News 9 has also contacted Harding Independence Charter District and is awaiting a response.

“Transgender people, especially transgender youth, have really been targeted in almost every state across the country, especially Oklahoma. Where this is the third bill targeting transgender people,” Guillory said.

The lawsuit is also against the Oklahoma State Department of Education, members of its board of trustees and state superintendent Joy Hofmeister.

The OSDE told News 9: “We have no statement on the lawsuit as it is pending.”

“While there hasn’t been a ruling in the 10th Circuit, where Oklahoma is located, there have been rulings in several other circuits that have cited in favor of trans students, so we know the law is on our side,” Guillory said.

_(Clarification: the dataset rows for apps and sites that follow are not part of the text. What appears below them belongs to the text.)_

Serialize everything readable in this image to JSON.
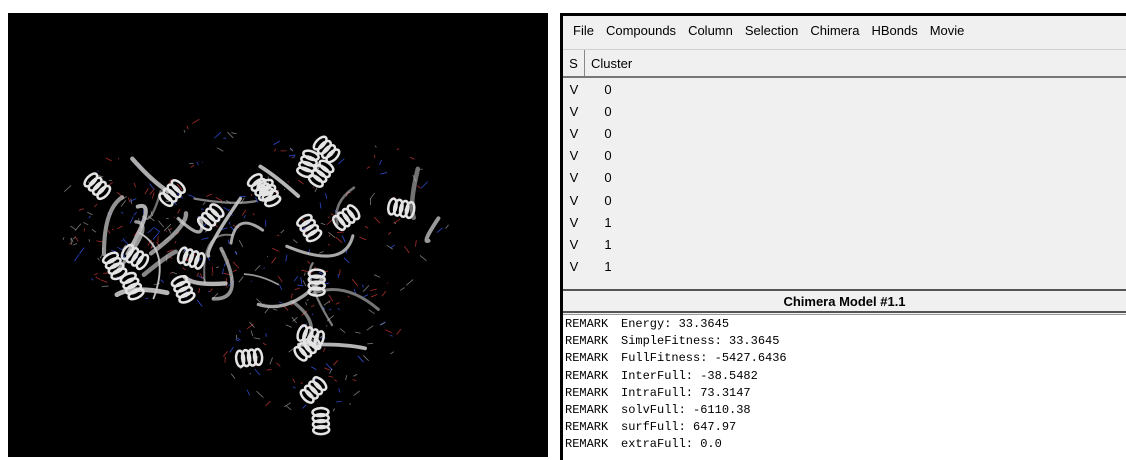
{
  "viewer": {
    "background": "#000000",
    "ribbon_color": "#c8c8c8",
    "atom_colors": [
      "#3a5cff",
      "#d23a3a",
      "#9a9a9a"
    ]
  },
  "menubar": {
    "items": [
      "File",
      "Compounds",
      "Column",
      "Selection",
      "Chimera",
      "HBonds",
      "Movie"
    ]
  },
  "table": {
    "columns": [
      "S",
      "Cluster"
    ],
    "rows": [
      {
        "s": "V",
        "cluster": "0"
      },
      {
        "s": "V",
        "cluster": "0"
      },
      {
        "s": "V",
        "cluster": "0"
      },
      {
        "s": "V",
        "cluster": "0"
      },
      {
        "s": "V",
        "cluster": "0"
      },
      {
        "s": "V",
        "cluster": "0"
      },
      {
        "s": "V",
        "cluster": "1"
      },
      {
        "s": "V",
        "cluster": "1"
      },
      {
        "s": "V",
        "cluster": "1"
      }
    ]
  },
  "model_title": "Chimera Model #1.1",
  "remarks": [
    {
      "tag": "REMARK",
      "text": "Energy: 33.3645"
    },
    {
      "tag": "REMARK",
      "text": "SimpleFitness: 33.3645"
    },
    {
      "tag": "REMARK",
      "text": "FullFitness: -5427.6436"
    },
    {
      "tag": "REMARK",
      "text": "InterFull: -38.5482"
    },
    {
      "tag": "REMARK",
      "text": "IntraFull: 73.3147"
    },
    {
      "tag": "REMARK",
      "text": "solvFull: -6110.38"
    },
    {
      "tag": "REMARK",
      "text": "surfFull: 647.97"
    },
    {
      "tag": "REMARK",
      "text": "extraFull: 0.0"
    }
  ]
}
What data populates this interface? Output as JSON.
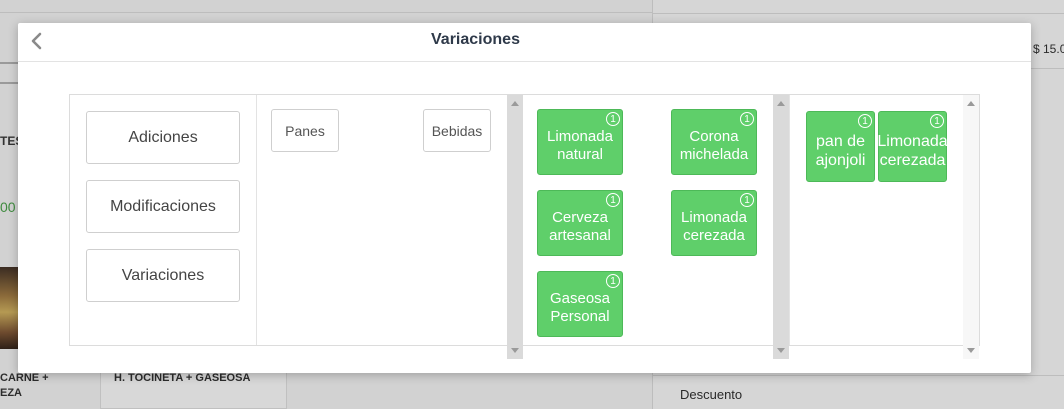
{
  "background": {
    "price_text": "$ 15.0",
    "descuento_label": "Descuento",
    "card_left_label_1": "CARNE +",
    "card_left_label_2": "EZA",
    "card_label": "H. TOCINETA + GASEOSA",
    "side_text_tes": "TES",
    "side_text_00": "00"
  },
  "modal": {
    "title": "Variaciones",
    "side_buttons": [
      {
        "label": "Adiciones"
      },
      {
        "label": "Modificaciones"
      },
      {
        "label": "Variaciones"
      }
    ],
    "categories": [
      {
        "label": "Panes"
      },
      {
        "label": "Bebidas"
      }
    ],
    "options": [
      {
        "label": "Limonada natural",
        "badge": "1"
      },
      {
        "label": "Corona michelada",
        "badge": "1"
      },
      {
        "label": "Cerveza artesanal",
        "badge": "1"
      },
      {
        "label": "Limonada cerezada",
        "badge": "1"
      },
      {
        "label": "Gaseosa Personal",
        "badge": "1"
      }
    ],
    "selected": [
      {
        "label": "pan de ajonjoli",
        "badge": "1"
      },
      {
        "label": "Limonada cerezada",
        "badge": "1"
      }
    ]
  },
  "colors": {
    "tile_green": "#5fcf6a",
    "title_color": "#2f3a4a"
  }
}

One of the transgender students in the costume says he has always used the boy’s bathroom without any problems.

Another story this year as he returns for his senior year.

“We know that being able to use the restroom that matches their gender identity is vital to their transition,” Guillory said.

The Attorney General is also a defendant in the federal lawsuit. We asked for a comment and got no response.

“Hundreds of school districts across the country allow transgender students to use facilities based on their gender identity. I think the experience of these school districts across the country has shown that this is the best approach to ensure the safety and well-being of all students, not just transgender students,” Guillory said.

Norman D. Briggs